# WHAT YOU WILL DO
Compute how many lines in the entries below contain "size", and output nothing but the number.
══ MATERIAL FOR THIS EXERCISE
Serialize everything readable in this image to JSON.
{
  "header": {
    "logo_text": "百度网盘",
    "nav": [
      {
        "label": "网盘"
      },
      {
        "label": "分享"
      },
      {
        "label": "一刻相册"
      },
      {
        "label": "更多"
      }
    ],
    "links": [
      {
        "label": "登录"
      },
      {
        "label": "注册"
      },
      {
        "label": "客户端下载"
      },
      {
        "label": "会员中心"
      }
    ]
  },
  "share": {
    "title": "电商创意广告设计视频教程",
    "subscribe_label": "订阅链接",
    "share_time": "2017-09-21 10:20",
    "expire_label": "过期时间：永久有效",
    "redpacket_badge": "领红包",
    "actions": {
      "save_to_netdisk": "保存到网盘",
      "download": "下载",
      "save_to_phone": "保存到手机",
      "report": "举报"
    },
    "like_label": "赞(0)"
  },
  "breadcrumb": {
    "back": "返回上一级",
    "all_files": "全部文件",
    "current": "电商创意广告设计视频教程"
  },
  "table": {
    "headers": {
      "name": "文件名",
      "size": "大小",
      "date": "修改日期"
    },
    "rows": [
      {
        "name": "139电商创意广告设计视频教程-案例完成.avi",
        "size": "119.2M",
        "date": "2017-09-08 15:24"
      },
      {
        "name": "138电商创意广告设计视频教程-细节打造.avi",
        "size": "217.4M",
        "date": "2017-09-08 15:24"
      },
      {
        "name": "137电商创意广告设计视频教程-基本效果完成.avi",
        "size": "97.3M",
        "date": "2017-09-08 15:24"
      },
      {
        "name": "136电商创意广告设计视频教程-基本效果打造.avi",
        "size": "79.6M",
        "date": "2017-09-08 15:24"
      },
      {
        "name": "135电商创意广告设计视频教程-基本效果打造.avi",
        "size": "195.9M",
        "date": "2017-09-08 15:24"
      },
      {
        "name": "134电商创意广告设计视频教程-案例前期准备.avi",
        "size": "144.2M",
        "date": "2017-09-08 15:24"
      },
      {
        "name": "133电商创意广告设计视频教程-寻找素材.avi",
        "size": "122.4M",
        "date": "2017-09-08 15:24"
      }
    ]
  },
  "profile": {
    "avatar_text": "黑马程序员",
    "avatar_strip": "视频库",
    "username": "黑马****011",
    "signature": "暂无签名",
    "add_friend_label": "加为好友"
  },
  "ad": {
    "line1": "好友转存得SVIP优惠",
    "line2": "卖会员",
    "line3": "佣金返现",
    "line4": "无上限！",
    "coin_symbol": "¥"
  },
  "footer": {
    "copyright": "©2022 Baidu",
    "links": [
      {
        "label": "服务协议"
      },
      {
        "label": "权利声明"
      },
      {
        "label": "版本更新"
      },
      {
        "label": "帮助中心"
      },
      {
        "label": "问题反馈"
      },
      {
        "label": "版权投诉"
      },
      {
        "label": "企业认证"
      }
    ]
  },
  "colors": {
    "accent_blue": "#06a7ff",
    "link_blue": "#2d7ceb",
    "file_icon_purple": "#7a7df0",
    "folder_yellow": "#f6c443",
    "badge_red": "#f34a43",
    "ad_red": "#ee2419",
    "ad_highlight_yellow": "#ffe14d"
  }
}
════
# WRITTEN ANSWER
8